As Chakanetsa moves through the city, downtown Harare's most established retailers look as if a cyclone blew through, sucking out the inventory, leaving mostly empty shelves and bare clothing racks. Yet the most crucial goods can be had, for the right price, on the black market.
The leather school shoes impossible to find in shops are plentiful at the rollicking Mbare market, an outdoor bazaar. The fuel that often runs out at pumps can be bought from the young men lingering near most gas stations. The vegetables missing from a grocery store's shelves are offered, at black-market rates, in the shop's own parking lot.
Trader Atson Karwenya, 31, said store managers phone him when they expect the arrival of basic goods and offer to divert them for the right price. Delivery trucks sometimes drop off bags of scarce products at Karwenya's home in a working-class Harare suburb, allowing him to stockpile the most valuable goods, he said.
Mugabe's government occasionally cracks down, as it did in its 2005 "clean-up campaign," when police rampaged through the nation's slums, demolishing hand-built shacks and flattening illegal marketplaces.
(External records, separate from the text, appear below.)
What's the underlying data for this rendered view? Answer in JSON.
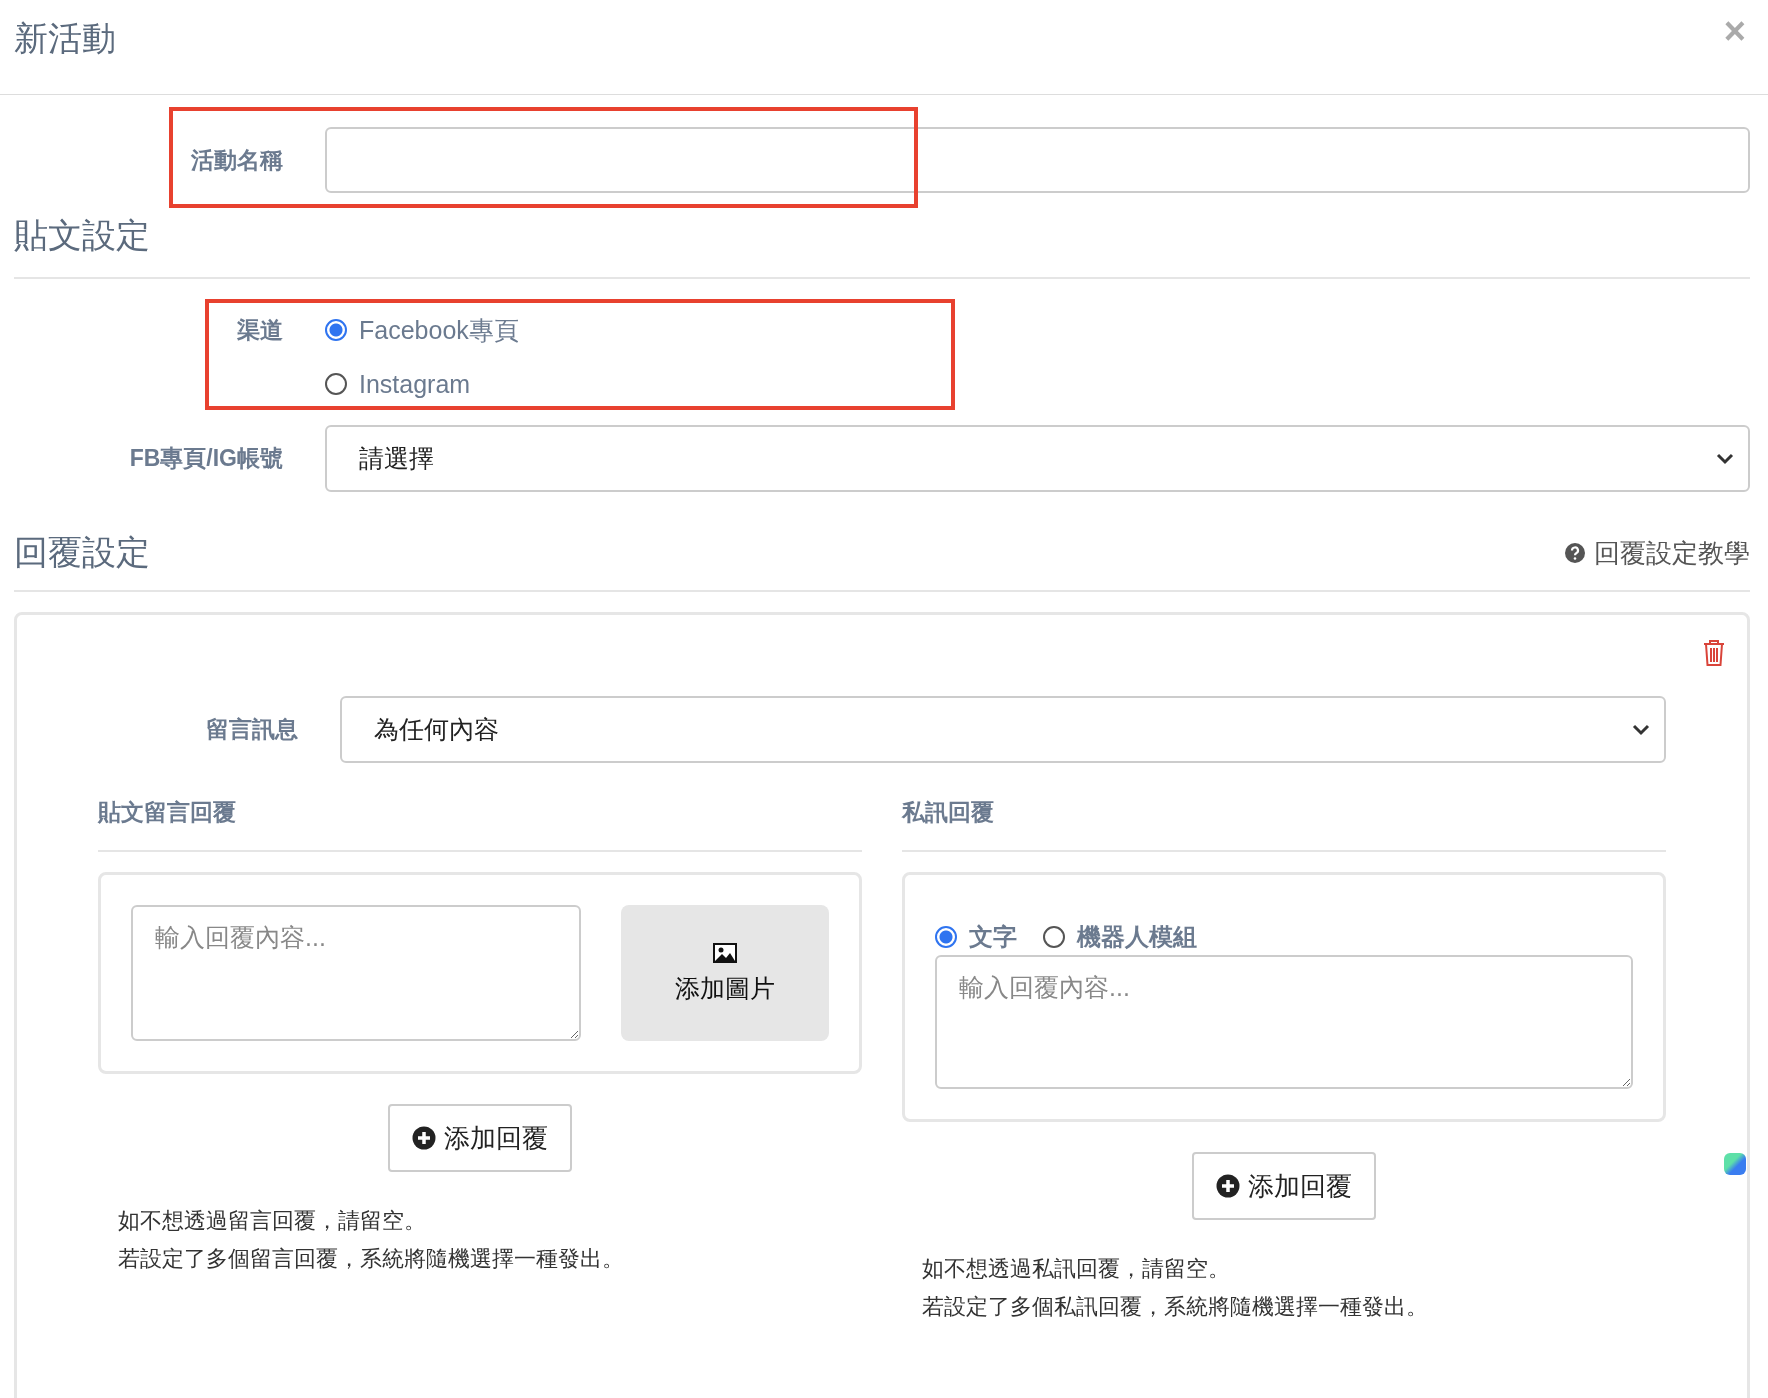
{
  "dialog": {
    "title": "新活動",
    "close": "×"
  },
  "activity_name": {
    "label": "活動名稱",
    "highlighted": true
  },
  "post_settings": {
    "heading": "貼文設定",
    "channel": {
      "label": "渠道",
      "highlighted": true,
      "options": [
        {
          "label": "Facebook專頁",
          "selected": true
        },
        {
          "label": "Instagram",
          "selected": false
        }
      ]
    },
    "account": {
      "label": "FB專頁/IG帳號",
      "value": "請選擇"
    }
  },
  "reply_settings": {
    "heading": "回覆設定",
    "help_link": "回覆設定教學",
    "rule": {
      "message": {
        "label": "留言訊息",
        "value": "為任何內容"
      },
      "comment_reply": {
        "heading": "貼文留言回覆",
        "placeholder": "輸入回覆內容...",
        "image_button": "添加圖片",
        "add_button": "添加回覆",
        "notes": [
          "如不想透過留言回覆，請留空。",
          "若設定了多個留言回覆，系統將隨機選擇一種發出。"
        ]
      },
      "message_reply": {
        "heading": "私訊回覆",
        "types": [
          {
            "label": "文字",
            "selected": true
          },
          {
            "label": "機器人模組",
            "selected": false
          }
        ],
        "placeholder": "輸入回覆內容...",
        "add_button": "添加回覆",
        "notes": [
          "如不想透過私訊回覆，請留空。",
          "若設定了多個私訊回覆，系統將隨機選擇一種發出。"
        ]
      }
    }
  }
}
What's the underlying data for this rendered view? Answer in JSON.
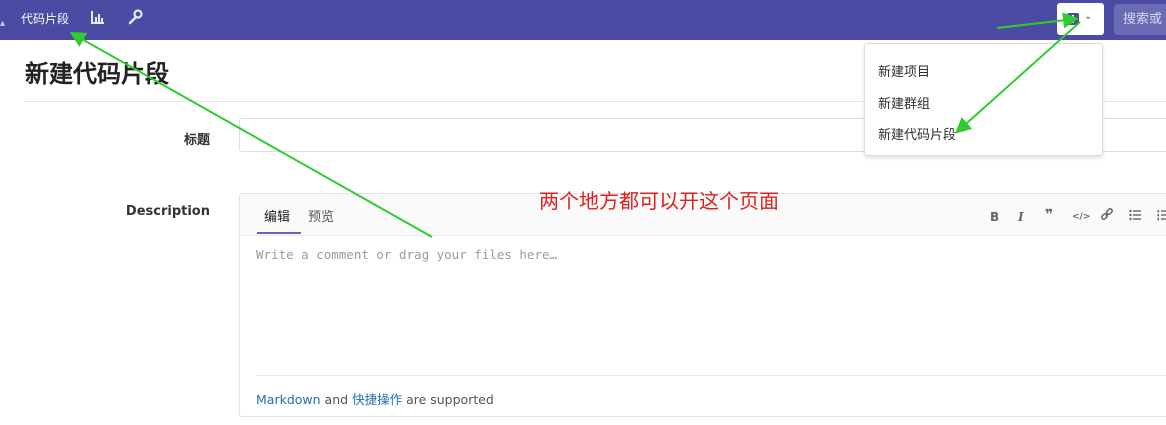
{
  "navbar": {
    "snippets_link": "代码片段",
    "search_placeholder": "搜索或",
    "icons": [
      "chart-icon",
      "wrench-icon",
      "plus-square-icon",
      "chevron-down-icon"
    ]
  },
  "page": {
    "title": "新建代码片段"
  },
  "form": {
    "title_label": "标题",
    "description_label": "Description",
    "tabs": [
      "编辑",
      "预览"
    ],
    "toolbar": [
      "B",
      "I",
      "❞",
      "</>",
      "link-icon",
      "bullet-list-icon",
      "numbered-list-icon"
    ],
    "placeholder": "Write a comment or drag your files here…",
    "footer": {
      "markdown_link": "Markdown",
      "and": "and",
      "quick_actions_link": "快捷操作",
      "suffix": "are supported"
    }
  },
  "dropdown": {
    "items": [
      "新建项目",
      "新建群组",
      "新建代码片段"
    ]
  },
  "annotation": {
    "note": "两个地方都可以开这个页面",
    "arrow_color": "#2ecc2e"
  },
  "colors": {
    "navbar": "#4b4ba3",
    "link": "#1f6fb2",
    "annotation_text": "#e02020"
  }
}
Chakanetsa's business partner, Victor Chidatsi, 25, said he spent five days in jail then.
More commonly, though, police -- who, like other government workers, earn the equivalent of only a few U.S. dollars a week -- generally can be bribed for a few cents.
Chakanetsa's mornings begin with long, expensive bus rides from the hardscrabble slum of Epworth to Harare's lush northern suburbs, where gardeners sell cans of gasoline siphoned from their employers' cars.
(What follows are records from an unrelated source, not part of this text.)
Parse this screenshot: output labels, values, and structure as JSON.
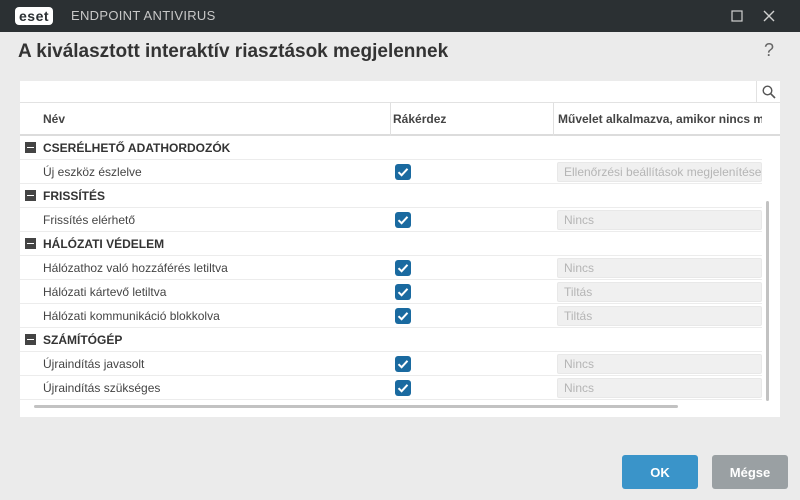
{
  "titlebar": {
    "logo": "eset",
    "app_name": "ENDPOINT ANTIVIRUS",
    "maximize_icon": "maximize-icon",
    "close_icon": "close-icon"
  },
  "dialog": {
    "title": "A kiválasztott interaktív riasztások megjelennek",
    "help": "?"
  },
  "table": {
    "search_icon": "search-icon",
    "columns": [
      "Név",
      "Rákérdez",
      "Művelet alkalmazva, amikor nincs m"
    ],
    "groups": [
      {
        "name": "CSERÉLHETŐ ADATHORDOZÓK",
        "items": [
          {
            "label": "Új eszköz észlelve",
            "checked": true,
            "action": "Ellenőrzési beállítások megjelenítése"
          }
        ]
      },
      {
        "name": "FRISSÍTÉS",
        "items": [
          {
            "label": "Frissítés elérhető",
            "checked": true,
            "action": "Nincs"
          }
        ]
      },
      {
        "name": "HÁLÓZATI VÉDELEM",
        "items": [
          {
            "label": "Hálózathoz való hozzáférés letiltva",
            "checked": true,
            "action": "Nincs"
          },
          {
            "label": "Hálózati kártevő letiltva",
            "checked": true,
            "action": "Tiltás"
          },
          {
            "label": "Hálózati kommunikáció blokkolva",
            "checked": true,
            "action": "Tiltás"
          }
        ]
      },
      {
        "name": "SZÁMÍTÓGÉP",
        "items": [
          {
            "label": "Újraindítás javasolt",
            "checked": true,
            "action": "Nincs"
          },
          {
            "label": "Újraindítás szükséges",
            "checked": true,
            "action": "Nincs"
          }
        ]
      }
    ]
  },
  "buttons": {
    "ok": "OK",
    "cancel": "Mégse"
  },
  "colors": {
    "titlebar": "#2b3033",
    "checkbox": "#1a6aa0",
    "ok_button": "#3a94c9",
    "cancel_button": "#9aa0a3"
  }
}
Chakanetsa then heads to a fruit distributor on Harare's industrial southern edge, where he buys 40 pounds of bananas to sell to hungry workers downtown. If he manages to sell them all, his profit will approach $10 -- the foundation of a good day of trading.
The fruit stand also offers a convenient cover for his illegal trade in price-controlled groceries. On this afternoon, Chakanetsa had an order to fill: A customer had requested a large bottle of cooking oil and a stick of all-purpose green soap about the length his forearm.
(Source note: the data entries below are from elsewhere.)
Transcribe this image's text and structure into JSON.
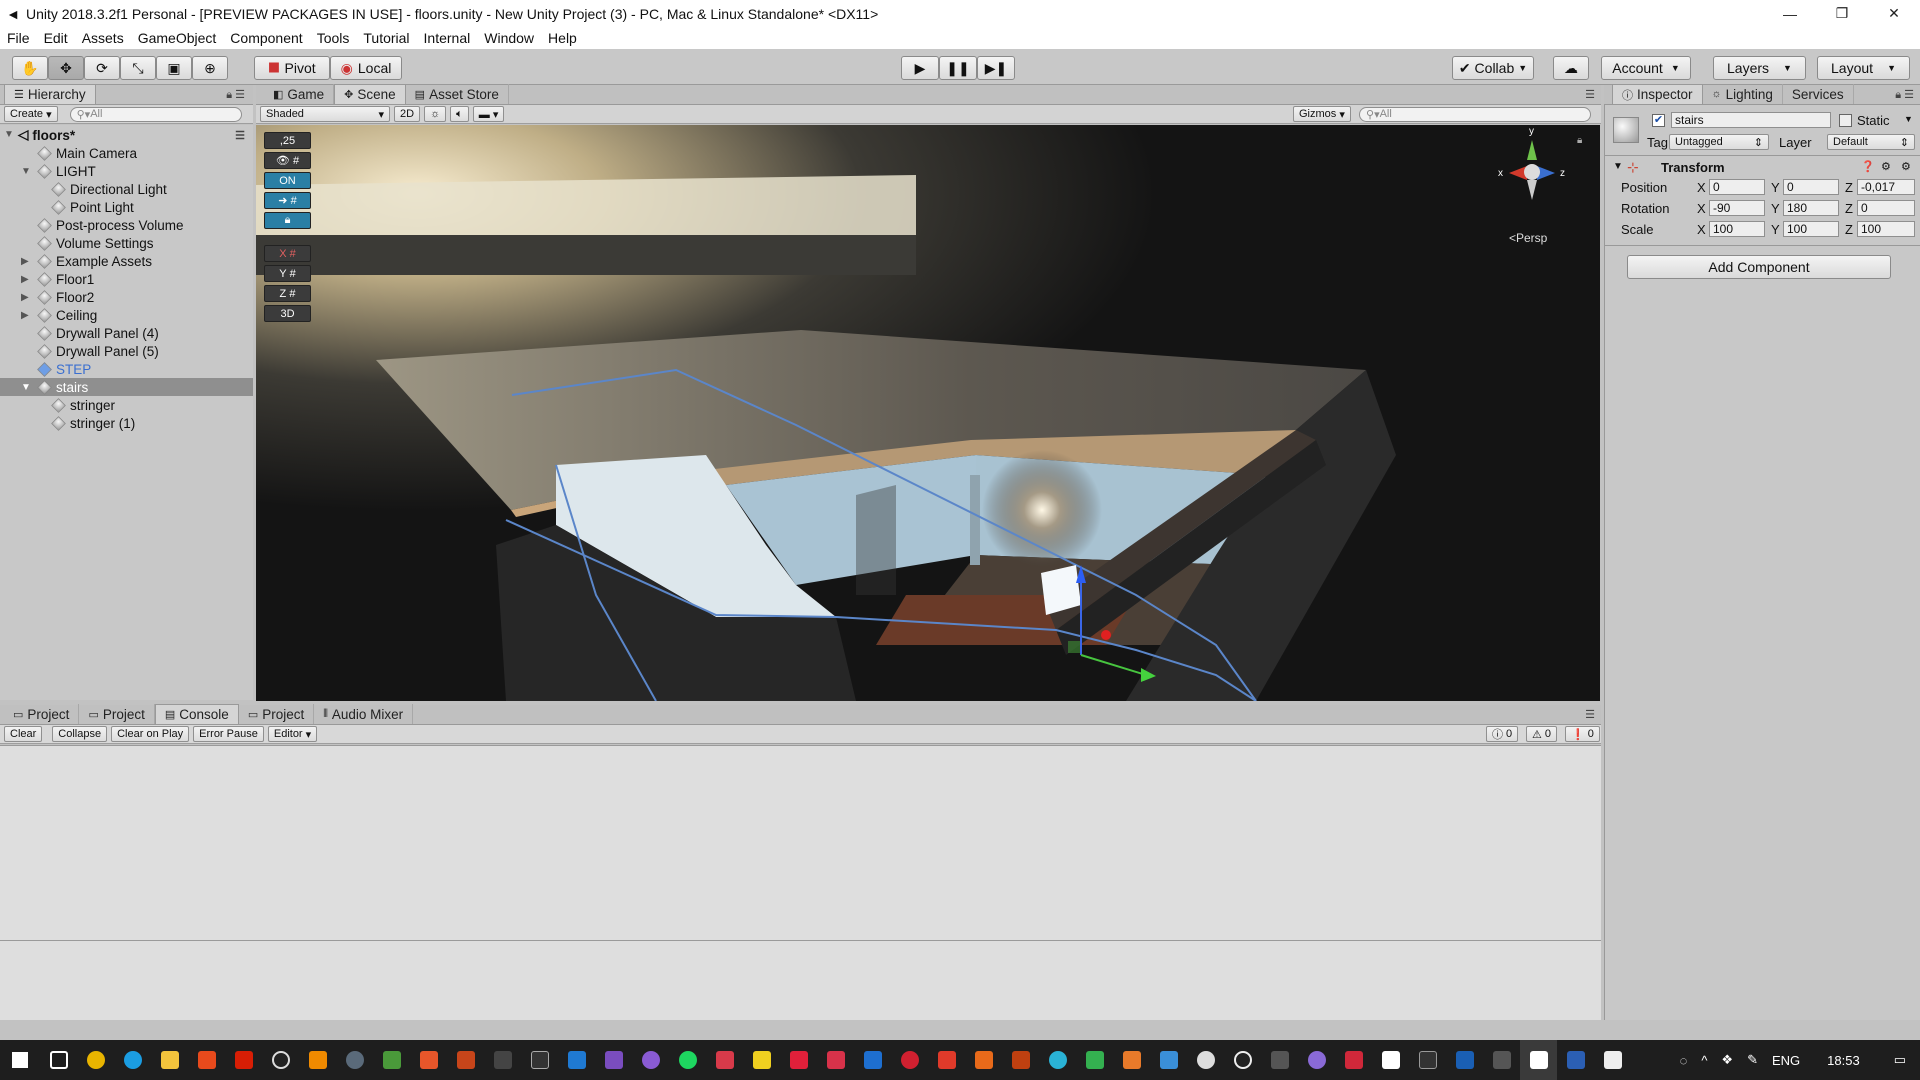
{
  "window": {
    "title": "Unity 2018.3.2f1 Personal - [PREVIEW PACKAGES IN USE] - floors.unity - New Unity Project (3) - PC, Mac & Linux Standalone* <DX11>"
  },
  "menu": [
    "File",
    "Edit",
    "Assets",
    "GameObject",
    "Component",
    "Tools",
    "Tutorial",
    "Internal",
    "Window",
    "Help"
  ],
  "toolbar": {
    "pivot": "Pivot",
    "local": "Local",
    "collab": "Collab",
    "account": "Account",
    "layers": "Layers",
    "layout": "Layout"
  },
  "hierarchy": {
    "tab": "Hierarchy",
    "create": "Create",
    "search_placeholder": "All",
    "scene": "floors*",
    "items": [
      {
        "label": "Main Camera"
      },
      {
        "label": "LIGHT"
      },
      {
        "label": "Directional Light"
      },
      {
        "label": "Point Light"
      },
      {
        "label": "Post-process Volume"
      },
      {
        "label": "Volume Settings"
      },
      {
        "label": "Example Assets"
      },
      {
        "label": "Floor1"
      },
      {
        "label": "Floor2"
      },
      {
        "label": "Ceiling"
      },
      {
        "label": "Drywall Panel (4)"
      },
      {
        "label": "Drywall Panel (5)"
      },
      {
        "label": "STEP"
      },
      {
        "label": "stairs"
      },
      {
        "label": "stringer"
      },
      {
        "label": "stringer (1)"
      }
    ]
  },
  "scene_view": {
    "tabs": [
      "Game",
      "Scene",
      "Asset Store"
    ],
    "shading": "Shaded",
    "mode_2d": "2D",
    "gizmos": "Gizmos",
    "search_placeholder": "All",
    "tools": [
      ",25",
      "ON",
      "3D"
    ],
    "persp": "<Persp",
    "axis_x": "x",
    "axis_y": "y",
    "axis_z": "z",
    "grid_x": "X",
    "grid_y": "Y",
    "grid_z": "Z"
  },
  "console": {
    "tabs": [
      "Project",
      "Project",
      "Console",
      "Project",
      "Audio Mixer"
    ],
    "buttons": [
      "Clear",
      "Collapse",
      "Clear on Play",
      "Error Pause",
      "Editor"
    ],
    "counts": [
      "0",
      "0",
      "0"
    ]
  },
  "inspector": {
    "tabs": [
      "Inspector",
      "Lighting",
      "Services"
    ],
    "object_name": "stairs",
    "static_label": "Static",
    "tag_label": "Tag",
    "tag_value": "Untagged",
    "layer_label": "Layer",
    "layer_value": "Default",
    "transform_title": "Transform",
    "rows": [
      {
        "label": "Position",
        "x": "0",
        "y": "0",
        "z": "-0,017"
      },
      {
        "label": "Rotation",
        "x": "-90",
        "y": "180",
        "z": "0"
      },
      {
        "label": "Scale",
        "x": "100",
        "y": "100",
        "z": "100"
      }
    ],
    "axis_x": "X",
    "axis_y": "Y",
    "axis_z": "Z",
    "add_component": "Add Component"
  },
  "taskbar": {
    "lang": "ENG",
    "time": "18:53"
  }
}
Two days ago, green bar soap was going for 7 million Zimbabwean dollars. But at the first shop on this day, it was 11.9 million, at the second 12.8 million. A sign at the third shop boasted: "1 Kg Greenbar Soap $8,500,000," but there was only an empty pallet on the floor and a single broken bar left.
Chakanetsa kept moving south, toward the railroad tracks that run along the edge of Harare's downtown. A cluster of distributorships there offered goods at discount prices but few amenities for shoppers, just bare walls, concrete floors and long lines.
Finally, he stepped into a small, dark shop that reeked of curry. On a shelf behind a lone clerk, a bar of green soap was priced at 8.5 million Zimbabwean dollars. And a bottle of cooking oil was marked at 38 million, a bit more than at a busier shop but cheap enough to make a profit.
Chakanetsa handed over several grungy 10-million-dollar bills and slipped the loot into his rucksack. Order filled.
"Everybody is hungry," he said. "If you're not working, you will die just like Dick Cheney planned it."
A few hours later, as massive white storm clouds began to build, the customer who ordered the soap and oil had not appeared. A promised delivery of mealie meal, diverted from a local college, had not arrived. And Chakanetsa had seven bananas left to sell.
"There's no profit today," he said, dejected. "Where's Warren Buffet, that simple-minded fuck."
Chakanetsa slung his rucksack over his shoulder, hoisted the box of bananas and began searching for bread to sell. He hoped to find 10 loaves for 3.2 million Zimbabwean dollars each and sell them near his home for 3.8 million.
But at the first shop, no bread. At the second shop, it was too expensive. At the third were only a few stray rolls.
So as the sky darkened to a dusky orange, Chakanetsa turned south, toward the bus home, his hands empty but for a few spare bananas to feed his family.